Very few cycling garments are worn in the mall when trolling for a good time. Cycling sunglasses are an exception.
Tight cycling jerseys with three pockets across the back are seldom seen. Mall rats don't choose cycling shoes with cleats- they look funny and it's hard to keep the ghetto pants from falling off when you're tapping along the tiles with your toes in the air. Somehow, I like that visual.
I haven't seen too many pairs of bonafide cycling shorts there either. Mall enthusiasts wear their shorts and pants so low that I doubt anything made of cloth has ever contacted the groin proper. Bike shorts with that special chamois caressing them might shock them into questioning their sexual orientation.
But cycling sunglasses- yea, they'll work.
So what makes them 'cycling sunglasses'? I suppose the label.
But there are some features that make cycling sunglasses stand apart.

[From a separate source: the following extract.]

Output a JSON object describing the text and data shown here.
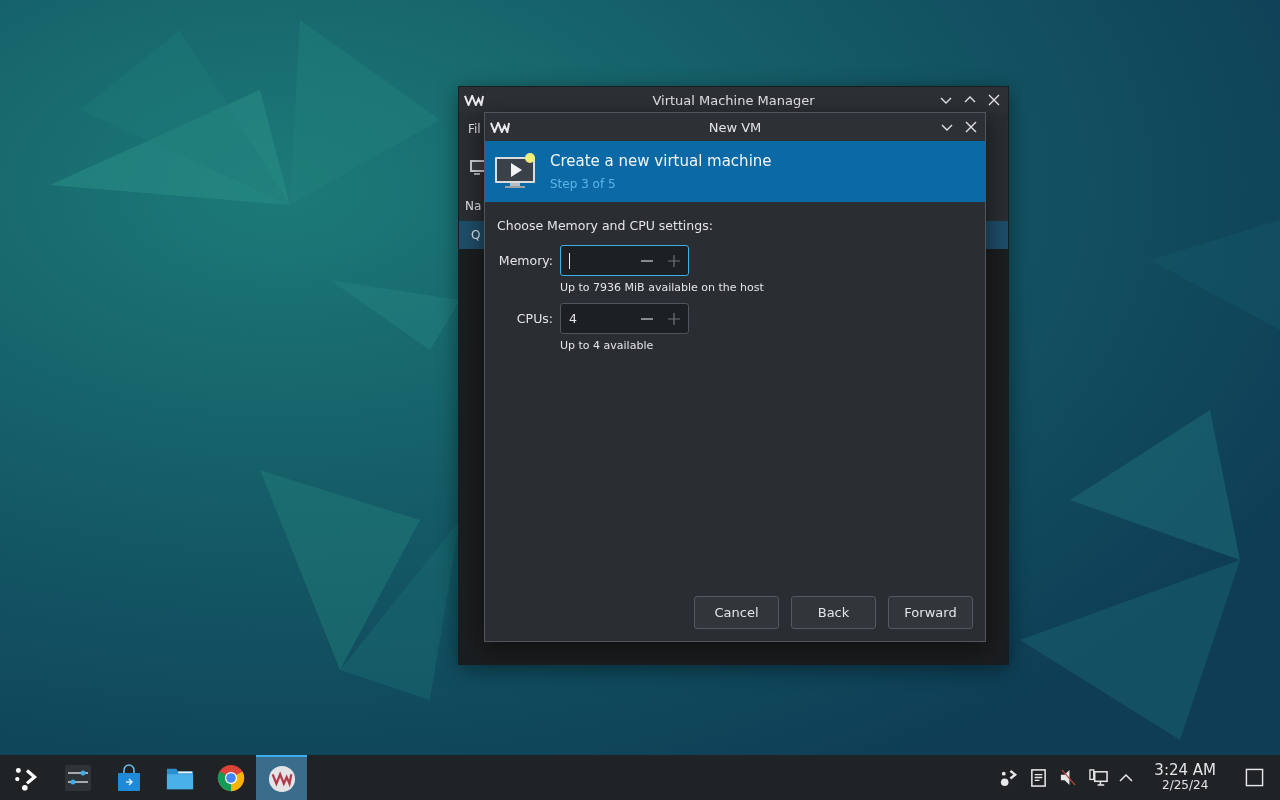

They have to be unbreakable, for example. That's right, glass lens are ill-advised. But don't despair- with all the revolutionary new plastics out there, you'll never miss the heavy ole glass devils. And these plastics are tough, I'm telling you. So tough, they'll protect you from a variety of road hazards.

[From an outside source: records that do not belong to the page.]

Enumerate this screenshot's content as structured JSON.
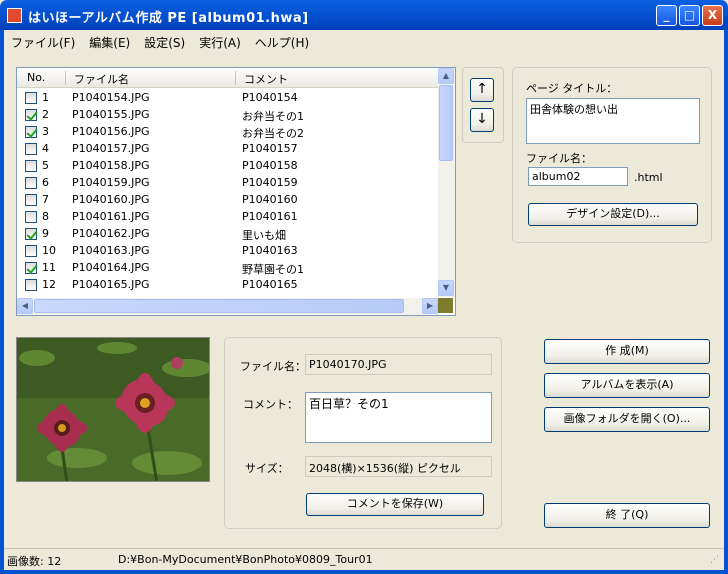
{
  "window": {
    "title": "はいほーアルバム作成 PE [album01.hwa]",
    "minimize_label": "_",
    "maximize_label": "□",
    "close_label": "X"
  },
  "menu": [
    "ファイル(F)",
    "編集(E)",
    "設定(S)",
    "実行(A)",
    "ヘルプ(H)"
  ],
  "list": {
    "columns": [
      "No.",
      "ファイル名",
      "コメント"
    ],
    "rows": [
      {
        "checked": false,
        "no": "1",
        "file": "P1040154.JPG",
        "comment": "P1040154"
      },
      {
        "checked": true,
        "no": "2",
        "file": "P1040155.JPG",
        "comment": "お弁当その1"
      },
      {
        "checked": true,
        "no": "3",
        "file": "P1040156.JPG",
        "comment": "お弁当その2"
      },
      {
        "checked": false,
        "no": "4",
        "file": "P1040157.JPG",
        "comment": "P1040157"
      },
      {
        "checked": false,
        "no": "5",
        "file": "P1040158.JPG",
        "comment": "P1040158"
      },
      {
        "checked": false,
        "no": "6",
        "file": "P1040159.JPG",
        "comment": "P1040159"
      },
      {
        "checked": false,
        "no": "7",
        "file": "P1040160.JPG",
        "comment": "P1040160"
      },
      {
        "checked": false,
        "no": "8",
        "file": "P1040161.JPG",
        "comment": "P1040161"
      },
      {
        "checked": true,
        "no": "9",
        "file": "P1040162.JPG",
        "comment": "里いも畑"
      },
      {
        "checked": false,
        "no": "10",
        "file": "P1040163.JPG",
        "comment": "P1040163"
      },
      {
        "checked": true,
        "no": "11",
        "file": "P1040164.JPG",
        "comment": "野草園その1"
      },
      {
        "checked": false,
        "no": "12",
        "file": "P1040165.JPG",
        "comment": "P1040165"
      }
    ]
  },
  "move": {
    "up_label": "↑",
    "down_label": "↓"
  },
  "page": {
    "title_label": "ページ タイトル：",
    "title_value": "田舎体験の想い出",
    "file_label": "ファイル名：",
    "file_value": "album02",
    "ext": ".html",
    "design_button": "デザイン設定(D)..."
  },
  "detail": {
    "file_label": "ファイル名：",
    "file_value": "P1040170.JPG",
    "comment_label": "コメント：",
    "comment_value": "百日草？その1",
    "size_label": "サイズ：",
    "size_value": "2048(横)×1536(縦) ピクセル",
    "save_button": "コメントを保存(W)"
  },
  "actions": {
    "create": "作 成(M)",
    "show_album": "アルバムを表示(A)",
    "open_folder": "画像フォルダを開く(O)...",
    "exit": "終 了(Q)"
  },
  "status": {
    "count": "画像数: 12",
    "path": "D:¥Bon-MyDocument¥BonPhoto¥0809_Tour01"
  }
}
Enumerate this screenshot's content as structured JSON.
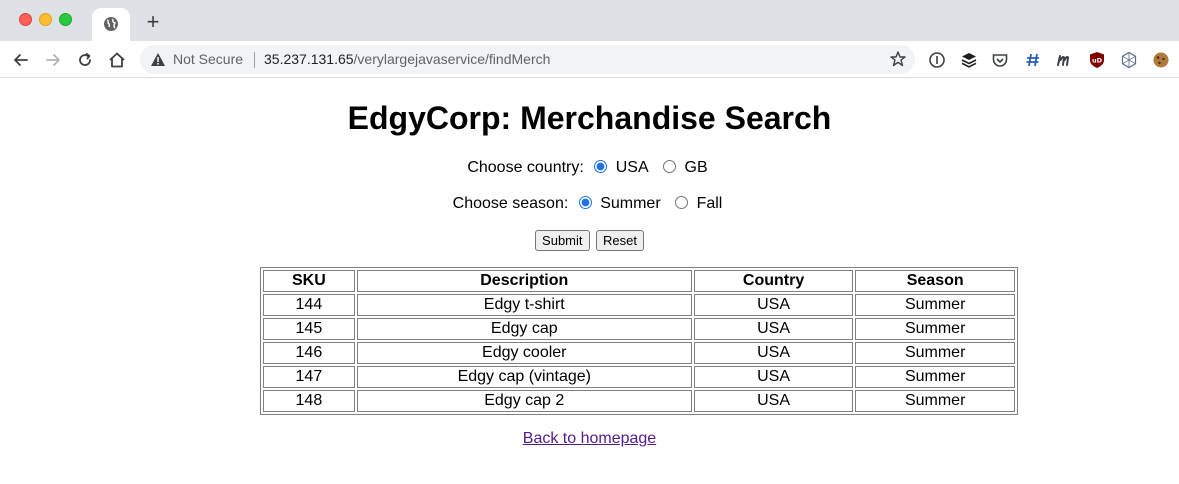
{
  "browser": {
    "new_tab_symbol": "+",
    "security_label": "Not Secure",
    "url_host": "35.237.131.65",
    "url_path": "/verylargejavaservice/findMerch",
    "extensions": [
      "info-icon",
      "layers-icon",
      "pocket-icon",
      "hashtag-icon",
      "m-icon",
      "ublock-icon",
      "hexagon-icon",
      "cookie-icon"
    ]
  },
  "page": {
    "title": "EdgyCorp: Merchandise Search",
    "country": {
      "label": "Choose country:",
      "options": [
        "USA",
        "GB"
      ],
      "selected": "USA"
    },
    "season": {
      "label": "Choose season:",
      "options": [
        "Summer",
        "Fall"
      ],
      "selected": "Summer"
    },
    "submit_label": "Submit",
    "reset_label": "Reset",
    "table": {
      "headers": [
        "SKU",
        "Description",
        "Country",
        "Season"
      ],
      "rows": [
        [
          "144",
          "Edgy t-shirt",
          "USA",
          "Summer"
        ],
        [
          "145",
          "Edgy cap",
          "USA",
          "Summer"
        ],
        [
          "146",
          "Edgy cooler",
          "USA",
          "Summer"
        ],
        [
          "147",
          "Edgy cap (vintage)",
          "USA",
          "Summer"
        ],
        [
          "148",
          "Edgy cap 2",
          "USA",
          "Summer"
        ]
      ]
    },
    "back_link": "Back to homepage"
  },
  "colors": {
    "tabbar": "#dee1e6",
    "omnibox": "#f1f3f4",
    "link_visited": "#551a8b",
    "radio_accent": "#1a73e8"
  }
}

Such as …
-little flying rocks
-little flying bugs
-moderate sized flying bugs
-winds that will dry out your contact lenses
-boogers from the guy ahead of you in the paceline
-flying splinters if you're riding on old wood sidewalks in Virginia City
You get the picture.
They'll even protect you from the second most damaging agent out there (after boogers) – namely UV rays.
I've got a pair of cycling sunglasses with interchangeable lenses. Dark lenses for sunny conditions, yellow lenses for overcast days when more contrast is needed, and clear lenses for dark times when hazard protection is needed, but light is at a premium.
I must admit that when I heard about interchangeable lenses I thought of 'flip-up' sunglasses. You know, the kind that nerd tourists wear to Disneyland.
I've noticed that when most products try to do more than one task, they do none of them with excellence. And they usually look dorky along with their mediocrity. Not so with the interchangeable-lens-cycling-sunglass!
The lenses snap in and out very firmly, so they'll never fall apart. They look so 'natural' you'd swear they were engineered by Hollywood's most renowned plastic surgeon. He'll sell you a pair that look 'perky' … and 'well-rounded'.
But will they stay on?
Look no further than the winter Olympics! The skaters had their glasses (we'll assume they were cycling glasses) on over the humiliating looking hood of their speed suits. What this did was effectively eliminate the advantage of having ears. And they still stayed on! So what's the point?
The point is … even cyclists without ears can wear cycling sunglasses with confidence.
How about pricing?
If you're one of those who think that the economy is really kickin butt because your wallet just keeps getting fatter and fatter, 'Rudy Project' or 'Smith' sunglasses can be had for a couple hundred bucks a pair.
If you wonder when all the good economic news is going to trickle down to affect you personally, follow my lead. I received a pair of glasses from Performance Bike for Christmas (Winter Solstice Day for you pagan infidels) that work great. They're relatively inexpensive, they break wind, they provide UV protection, they bend but don't break, they stay on even without the use of ears, and most importantly …
They look good at the mall with ghetto pants and skater shoes.